Owing to the activities of the Cambridge Five in Britain and the United States, the Soviet intelligence services were able to supply their masters with copies of most secret American and British documents related to the Yalta Conference. Stalin’s spymasters scored a number of impressive coups on the eve and in the course of the summit, but the handling of Hiss was not one of them.

Points on which the new Soviet sources are silent are as important as their revelations. They offer no evidence that Joseph Stalin or his entourage sought to take advantage of the poor health of the American president....

We now know that this peace was not just an armistice leading to a nuclear disaster. Both by design and by default, the Big Three managed to put together elements of an international system that helped preserve the longest peace in European history. There was a price to pay for ending the war in this way. It involved the sacrifice of publicly declared principles and the compromise of values not only officially professed but also deeply held by Western leaders. And then there was the price exacted from half of Europe, which was subjected to a new totalitarian regime, as the world was too soon engulfed in the Cold War.

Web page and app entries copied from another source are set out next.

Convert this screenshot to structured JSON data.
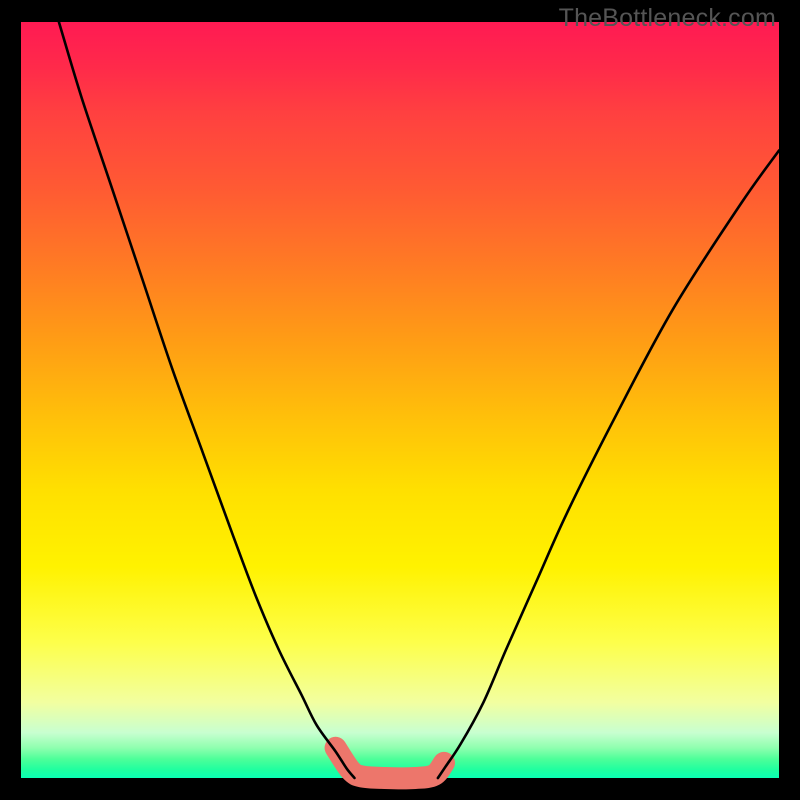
{
  "attribution": "TheBottleneck.com",
  "colors": {
    "frame": "#000000",
    "curve_stroke": "#000000",
    "marker_stroke": "#ed766b",
    "gradient_stops": [
      "#ff1a53",
      "#ff9c15",
      "#fff200",
      "#0affb4"
    ]
  },
  "chart_data": {
    "type": "line",
    "title": "",
    "xlabel": "",
    "ylabel": "",
    "xlim": [
      0,
      100
    ],
    "ylim": [
      0,
      100
    ],
    "grid": false,
    "legend": false,
    "series": [
      {
        "name": "left-curve",
        "x": [
          5,
          8,
          12,
          16,
          20,
          24,
          28,
          31,
          34,
          37,
          39,
          41.5,
          43,
          44
        ],
        "y": [
          100,
          90,
          78,
          66,
          54,
          43,
          32,
          24,
          17,
          11,
          7,
          3.5,
          1.2,
          0
        ]
      },
      {
        "name": "right-curve",
        "x": [
          55,
          56,
          58,
          61,
          64,
          68,
          72,
          78,
          86,
          95,
          100
        ],
        "y": [
          0,
          1.5,
          4.5,
          10,
          17,
          26,
          35,
          47,
          62,
          76,
          83
        ]
      },
      {
        "name": "floor-segment",
        "x": [
          44,
          55
        ],
        "y": [
          0,
          0
        ]
      }
    ],
    "markers": [
      {
        "name": "salmon-highlight",
        "x": [
          41.5,
          43.5,
          45,
          48,
          52,
          54.5,
          55.8
        ],
        "y": [
          4,
          1,
          0.2,
          0,
          0,
          0.4,
          2
        ]
      }
    ]
  }
}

How did it happen? Could the Western leaders have achieved more while sacrificing less? And, finally, are there lessons for the future?...

Comments